[THE INPUT Boundary: Start]
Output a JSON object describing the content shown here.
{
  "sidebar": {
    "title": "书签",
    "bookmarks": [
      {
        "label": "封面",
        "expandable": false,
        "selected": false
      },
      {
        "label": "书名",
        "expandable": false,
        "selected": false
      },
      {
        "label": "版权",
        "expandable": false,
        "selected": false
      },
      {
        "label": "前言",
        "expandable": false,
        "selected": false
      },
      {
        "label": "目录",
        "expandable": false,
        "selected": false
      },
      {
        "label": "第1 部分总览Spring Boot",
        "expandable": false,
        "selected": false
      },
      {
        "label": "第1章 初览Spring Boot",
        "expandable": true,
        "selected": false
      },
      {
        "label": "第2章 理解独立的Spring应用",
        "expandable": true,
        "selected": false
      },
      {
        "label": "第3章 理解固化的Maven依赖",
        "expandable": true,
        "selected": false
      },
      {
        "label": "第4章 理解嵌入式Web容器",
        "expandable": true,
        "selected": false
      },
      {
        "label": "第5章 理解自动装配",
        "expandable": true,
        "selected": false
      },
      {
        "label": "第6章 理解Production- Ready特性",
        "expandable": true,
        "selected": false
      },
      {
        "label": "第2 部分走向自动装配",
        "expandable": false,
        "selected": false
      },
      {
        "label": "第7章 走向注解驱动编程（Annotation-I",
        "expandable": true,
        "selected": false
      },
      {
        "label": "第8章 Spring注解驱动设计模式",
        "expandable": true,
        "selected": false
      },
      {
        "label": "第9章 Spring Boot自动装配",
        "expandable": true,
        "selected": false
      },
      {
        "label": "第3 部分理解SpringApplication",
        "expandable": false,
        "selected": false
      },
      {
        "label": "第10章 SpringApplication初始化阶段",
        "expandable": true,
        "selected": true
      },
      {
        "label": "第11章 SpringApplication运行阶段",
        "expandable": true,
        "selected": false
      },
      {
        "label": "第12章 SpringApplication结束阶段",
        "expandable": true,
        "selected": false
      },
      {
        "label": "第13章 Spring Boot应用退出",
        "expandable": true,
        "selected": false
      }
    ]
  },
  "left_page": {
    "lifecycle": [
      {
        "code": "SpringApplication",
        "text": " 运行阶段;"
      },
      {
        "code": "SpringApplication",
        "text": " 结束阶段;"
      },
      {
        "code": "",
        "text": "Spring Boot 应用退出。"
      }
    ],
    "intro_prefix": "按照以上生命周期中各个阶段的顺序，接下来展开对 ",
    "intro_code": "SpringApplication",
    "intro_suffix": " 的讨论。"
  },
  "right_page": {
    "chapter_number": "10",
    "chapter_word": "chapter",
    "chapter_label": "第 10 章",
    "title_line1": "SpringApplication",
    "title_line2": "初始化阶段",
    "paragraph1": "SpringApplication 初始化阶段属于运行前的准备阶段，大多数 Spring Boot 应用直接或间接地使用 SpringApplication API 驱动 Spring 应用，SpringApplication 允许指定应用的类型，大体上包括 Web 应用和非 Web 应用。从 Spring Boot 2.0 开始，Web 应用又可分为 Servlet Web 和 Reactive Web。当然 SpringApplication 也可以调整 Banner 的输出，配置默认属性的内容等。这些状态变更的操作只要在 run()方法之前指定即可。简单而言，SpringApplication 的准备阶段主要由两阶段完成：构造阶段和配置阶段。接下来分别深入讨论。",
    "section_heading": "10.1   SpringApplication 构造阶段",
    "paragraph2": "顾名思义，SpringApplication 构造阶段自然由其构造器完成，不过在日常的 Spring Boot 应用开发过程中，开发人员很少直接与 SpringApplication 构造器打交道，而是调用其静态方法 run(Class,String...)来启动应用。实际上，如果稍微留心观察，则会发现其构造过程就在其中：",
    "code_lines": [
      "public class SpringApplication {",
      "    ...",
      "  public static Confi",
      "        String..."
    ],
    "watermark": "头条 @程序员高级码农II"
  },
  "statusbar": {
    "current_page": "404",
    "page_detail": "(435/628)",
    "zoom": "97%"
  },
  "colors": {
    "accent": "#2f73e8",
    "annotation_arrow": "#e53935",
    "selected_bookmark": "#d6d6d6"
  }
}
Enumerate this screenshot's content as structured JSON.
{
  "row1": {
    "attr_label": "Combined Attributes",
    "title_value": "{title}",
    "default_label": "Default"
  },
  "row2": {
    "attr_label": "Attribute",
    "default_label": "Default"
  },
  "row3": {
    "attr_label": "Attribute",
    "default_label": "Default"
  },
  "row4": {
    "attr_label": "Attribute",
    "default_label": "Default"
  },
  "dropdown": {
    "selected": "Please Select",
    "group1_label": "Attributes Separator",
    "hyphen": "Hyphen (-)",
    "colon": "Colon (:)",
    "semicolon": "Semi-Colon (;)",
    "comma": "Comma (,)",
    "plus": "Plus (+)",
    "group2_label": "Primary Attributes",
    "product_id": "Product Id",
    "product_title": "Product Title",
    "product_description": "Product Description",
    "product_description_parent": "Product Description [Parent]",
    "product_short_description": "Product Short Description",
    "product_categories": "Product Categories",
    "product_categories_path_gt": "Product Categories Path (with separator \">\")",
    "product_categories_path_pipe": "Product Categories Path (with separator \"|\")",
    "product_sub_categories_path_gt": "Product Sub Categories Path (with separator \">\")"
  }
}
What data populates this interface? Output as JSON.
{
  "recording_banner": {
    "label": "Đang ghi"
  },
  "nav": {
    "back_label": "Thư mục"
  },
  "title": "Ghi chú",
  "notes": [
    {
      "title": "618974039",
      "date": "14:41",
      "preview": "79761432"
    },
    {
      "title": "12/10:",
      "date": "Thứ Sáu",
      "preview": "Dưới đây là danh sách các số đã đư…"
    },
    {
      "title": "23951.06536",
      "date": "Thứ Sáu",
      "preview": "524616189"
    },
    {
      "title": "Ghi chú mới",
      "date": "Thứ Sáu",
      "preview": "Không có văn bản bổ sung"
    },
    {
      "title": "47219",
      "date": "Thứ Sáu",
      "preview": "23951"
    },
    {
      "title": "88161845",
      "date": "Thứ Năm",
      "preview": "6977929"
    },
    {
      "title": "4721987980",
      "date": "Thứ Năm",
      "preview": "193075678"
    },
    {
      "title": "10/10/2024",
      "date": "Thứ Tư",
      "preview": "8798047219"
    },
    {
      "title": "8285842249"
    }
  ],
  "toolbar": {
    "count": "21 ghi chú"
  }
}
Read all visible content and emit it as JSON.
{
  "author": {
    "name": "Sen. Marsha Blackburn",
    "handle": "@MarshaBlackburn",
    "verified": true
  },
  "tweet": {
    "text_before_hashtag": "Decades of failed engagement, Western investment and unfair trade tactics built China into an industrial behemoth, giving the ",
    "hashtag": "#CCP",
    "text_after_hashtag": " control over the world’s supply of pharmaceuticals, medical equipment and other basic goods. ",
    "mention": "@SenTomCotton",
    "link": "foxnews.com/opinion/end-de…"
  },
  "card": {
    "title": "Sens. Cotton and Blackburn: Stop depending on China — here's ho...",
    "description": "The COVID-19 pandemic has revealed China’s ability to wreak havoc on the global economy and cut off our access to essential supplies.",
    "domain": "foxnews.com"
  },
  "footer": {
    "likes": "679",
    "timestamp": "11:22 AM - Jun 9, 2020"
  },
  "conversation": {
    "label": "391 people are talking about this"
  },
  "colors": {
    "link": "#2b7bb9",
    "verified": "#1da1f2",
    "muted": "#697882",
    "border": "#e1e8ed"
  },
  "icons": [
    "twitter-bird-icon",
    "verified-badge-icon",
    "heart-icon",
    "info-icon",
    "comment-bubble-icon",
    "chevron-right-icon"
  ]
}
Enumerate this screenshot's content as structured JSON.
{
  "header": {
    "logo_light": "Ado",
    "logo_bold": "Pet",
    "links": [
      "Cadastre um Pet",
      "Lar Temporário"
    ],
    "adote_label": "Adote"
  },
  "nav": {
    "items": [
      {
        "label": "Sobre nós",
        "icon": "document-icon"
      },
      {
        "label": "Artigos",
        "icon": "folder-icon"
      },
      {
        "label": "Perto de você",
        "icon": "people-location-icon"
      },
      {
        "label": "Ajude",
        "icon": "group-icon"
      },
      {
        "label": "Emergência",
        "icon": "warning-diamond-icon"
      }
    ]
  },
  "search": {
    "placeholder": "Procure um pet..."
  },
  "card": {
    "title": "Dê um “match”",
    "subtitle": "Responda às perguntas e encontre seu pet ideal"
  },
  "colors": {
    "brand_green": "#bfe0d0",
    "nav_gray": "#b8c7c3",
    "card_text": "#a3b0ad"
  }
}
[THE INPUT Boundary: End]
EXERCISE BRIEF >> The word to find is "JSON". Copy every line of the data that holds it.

RESULT OF THE EXERCISE >>
Output a JSON object describing the content shown here.
Enumerate this screenshot's content as structured JSON.
What data populates this interface? Output as JSON.
Read all visible content and emit it as JSON.
Enumerate this screenshot's content as structured JSON.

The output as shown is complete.